    Today I entered my billing details into Energy Made Easy and found it recommended 6 energy suppliers apparently cheaper than my current supplier, Red Energy. When I compared numbers and deducted the 12% discount that I currently get off the total bill, I found that the best offer would be about $10 a year cheaper than my current supplier. Not worth changing! My advice? Do the maths and check before you change. These comparison websites need to be treated with caution and close checking is absolutely required before you commit to a change.

  2. 3

    Here we go again, nothing better to do in life then continually chase after cheaper electricity deals which the majority of people cannot understand. Time the bloody government took a stand and demanded that all companies provide the lowest cost to its citizens, better still why doesn’t the government tell householders which company is the cheapest in each State instead of being a bunch of useless wankers or better still if the bastards hadn’t privatised the sector in the first place!……………”Last year, Federal Energy Minister Angus Taylor put forward a proposal to simplify bills to the Australian Energy Market Commission (AEMC). It made a draft determination giving the green light to Mr Taylor’s proposal, but the process is likely to take 12 to 18 months”…………………..GIVE ME STRENGTH !!!

    • 1

      My provider wrote to me recently and told me exactly which ‘deal’ they were going to move me to which would be cheaper than the plan I was on even allowing for the 20% pay-on-time discount I got on the previous plan.

  3. 1

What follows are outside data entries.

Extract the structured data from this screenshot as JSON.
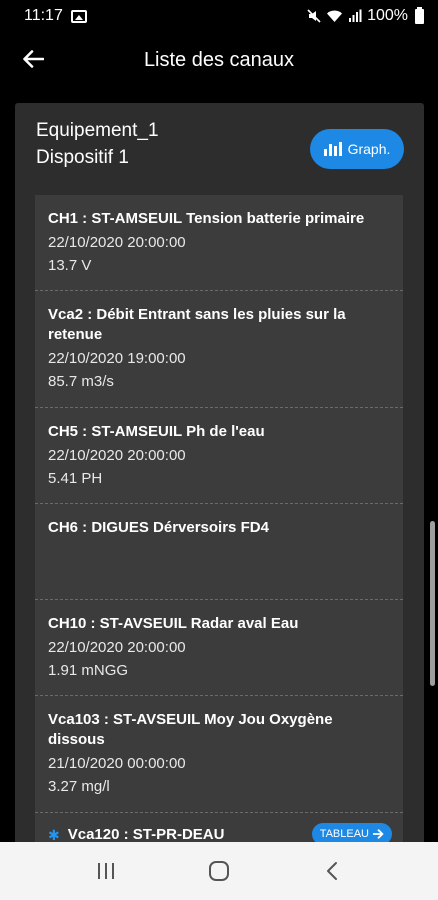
{
  "status_bar": {
    "time": "11:17",
    "battery": "100%"
  },
  "app_bar": {
    "title": "Liste des canaux"
  },
  "card": {
    "equipment": "Equipement_1",
    "device": "Dispositif 1",
    "graph_button": "Graph."
  },
  "channels": [
    {
      "title": "CH1 : ST-AMSEUIL Tension batterie primaire",
      "date": "22/10/2020 20:00:00",
      "value": "13.7 V"
    },
    {
      "title": "Vca2 : Débit Entrant sans les pluies sur la retenue",
      "date": "22/10/2020 19:00:00",
      "value": "85.7 m3/s"
    },
    {
      "title": "CH5 : ST-AMSEUIL Ph de l'eau",
      "date": "22/10/2020 20:00:00",
      "value": "5.41 PH"
    },
    {
      "title": "CH6 : DIGUES Dérversoirs FD4",
      "date": "",
      "value": ""
    },
    {
      "title": "CH10 : ST-AVSEUIL Radar aval Eau",
      "date": "22/10/2020 20:00:00",
      "value": "1.91 mNGG"
    },
    {
      "title": "Vca103 : ST-AVSEUIL Moy Jou Oxygène dissous",
      "date": "21/10/2020 00:00:00",
      "value": "3.27 mg/l"
    }
  ],
  "last_channel": {
    "title": "Vca120 : ST-PR-DEAU",
    "button": "TABLEAU"
  },
  "colors": {
    "accent": "#1e88e5",
    "card_bg": "#2d2d2d",
    "list_bg": "#3c3c3c"
  }
}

    I get so confused this goverment will do nothing to help the worker and yet people will still vote them in I must admit he is the best car salesman, real estate agent and Politian I have known I cant wait to leave this country I have only been here for 40 yrs

  4. 1

    This sounds good but the reality is that Oz has gone from having the some of the cheapest distributed electricity in the world to some of the dearest over the past decade or so. We deserve much bigger reductions than are being discussed.
    Better still we need an honest explanation of the managerial incompetence that allowed this disaster to occur. Maybe a mixture of privatisation, profit taking, obsession with renewables/unreliables , failure to maintain coal-fired generation..etc,.etc.
    How could we mismanage an efficient,cost-effective energy supply system to the point where we are now dislocating our manufacturing capability? Certainly we need to learn/understand what went so wrong. Unlikely our economy can sustain another incompetent “own goal ” of this magnitude.

    • 0

      Quite right Jotar, an HONEST explanation would be nice, but it’s not forthcoming because it will highlight their incompetence and idiocy for letting it get the way it is and from the waffle and BS we get on the subject there appears to be no easy fix or even a fix at all.!!



continue reading


What happens to regional travellers when borders snap shut?

Beryl lives in a regional area and is planning a trip to another regional area and wants to know if...


Surprising Aussie town of the year revealed

If you were asked to name Australia's best town, what would you say? If your mind wandered to the sweeping...


Avalon airport first to introduce COVID testing kiosks

Avalon Airport is the first in Australia to use COVID-testing kiosks after the HealthGate machine was approved by the Therapeutic...


Some of the world's most verdant city escapes

In an increasingly eco-conscious world, smoky, fume-filled cities often get a bad name. The car exhaust, the noise pollution, the...


Simon and Carla Fowler are sailing through retirement

As soon as the pandemic is over and life returns to some semblance of order, would you consider buying a...


Can you guess the city from a virtual walk around the streets?

As we rapidly approach the one-year anniversary of Australia's international borders being closed, you will not be alone in missing...


New South Wales' top five stays

Airbnb in New South Wales is booming. The variety and quality of stays is staggering. However, many of the most...


Jordan is a Middle Eastern delight

"Jordan is one of the driest places on earth. About 75 per cent of our land is desert," notes our...